This is crazy-useful stuff!
Amazon, like all the big tech companies, has brought an unprecedented level of convenience and value to our lives. But convenience can lull us into a blissful paralysis in which we never consider the trade-offs of the choices we’re making—we stop thinking of them as choices:
Of course you order things off Amazon because they’re cheaper and you get same-or-one-day free shipping to your door.
Of course you link to books (or anything) on Amazon, because you know it’ll be there and that’s where any interested party (in Canada, America, the UK, Australia, and Germany, anyway…) will be buying the thing, after all.
And then, one day, when we’re confronted with an ugly trade-off of living in Amazon’s world, it’ll just be “the way things are”.
Is that a bit high-minded, or even histrionic, when the topic at hand is just hyperlinking to a book? Well, no. There’s a reason this website exists, and why it’s at
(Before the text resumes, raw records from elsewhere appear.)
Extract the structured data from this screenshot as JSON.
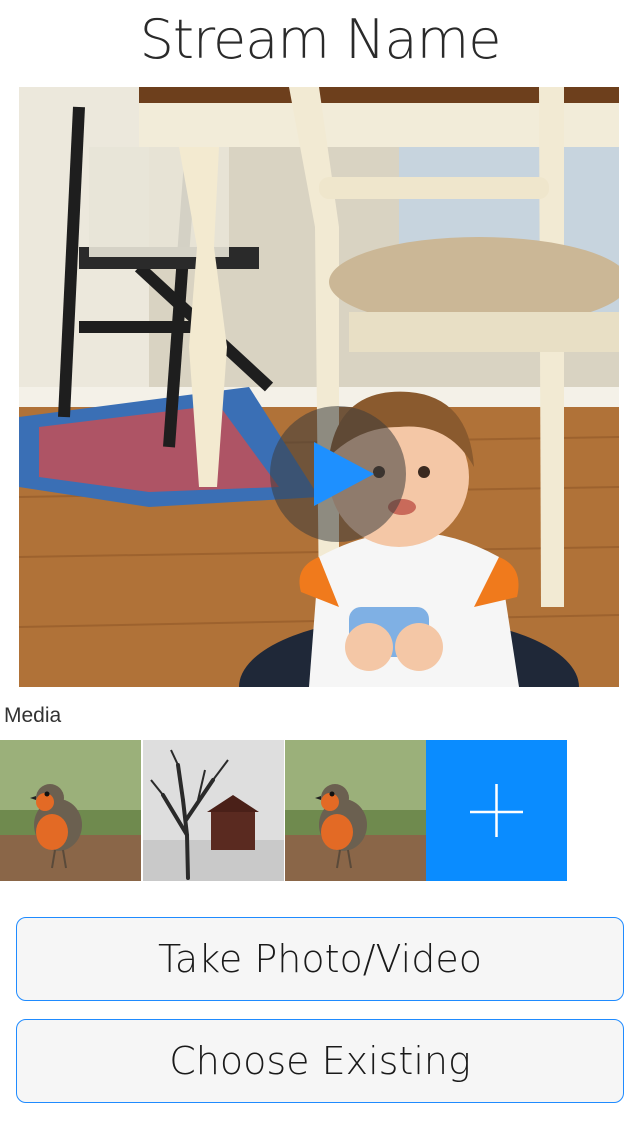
{
  "header": {
    "title": "Stream Name"
  },
  "preview": {
    "type": "video",
    "play_icon": "play-icon"
  },
  "media": {
    "label": "Media",
    "items": [
      {
        "kind": "photo",
        "subject": "robin"
      },
      {
        "kind": "photo",
        "subject": "tree-and-house"
      },
      {
        "kind": "photo",
        "subject": "robin"
      }
    ],
    "add_icon": "plus-icon"
  },
  "actions": {
    "take_label": "Take Photo/Video",
    "choose_label": "Choose Existing"
  },
  "colors": {
    "accent": "#0a8cff",
    "button_border": "#1f8bff",
    "button_bg": "#f6f6f6"
  }
}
danj.ca and not
medium.com/@something, and there’s a reason why Patrick and I were talking about this in the first place on
micro.blog and not on
twitter.com: If you believe that retaining an open, independent internet is important, that access to books—as repositories of our collective ideas and culture—should not be controlled by a single for-profit enterprise, what can you do?
It’s 2020 and you and I both have Amazon Prime subscriptions and we’re not cancelling them anytime soon. We can barely change the trajectory of the world… but we can change it. And how we link to the books we read is one small thing we can do. Small changes are what we have to give, so I hope you’ll consider taking seriously what is within your power to change.
“safe” because almost any book you could possibly recommend is available there—heck, it’s probably how you read the book yourself ↩
One thing it seems to lack is a link to the book’s ‘canonical’ website, which is unfortunate, but perhaps can be remedied by the author/publisher when they put the book on Goodreads? 🤔 ↩
There are other tools like this on the Mac, and similar tools for Windows and Linux—if you prefer the keyboard to the mouse, and prefer automation to doing repetitive tasks over and over every day, it’s worth trying one of these tools out for your chosen environment. 🤓 ↩
h/t to my boss, Sean McCabe; I’m pretty sure I got it from him… ↩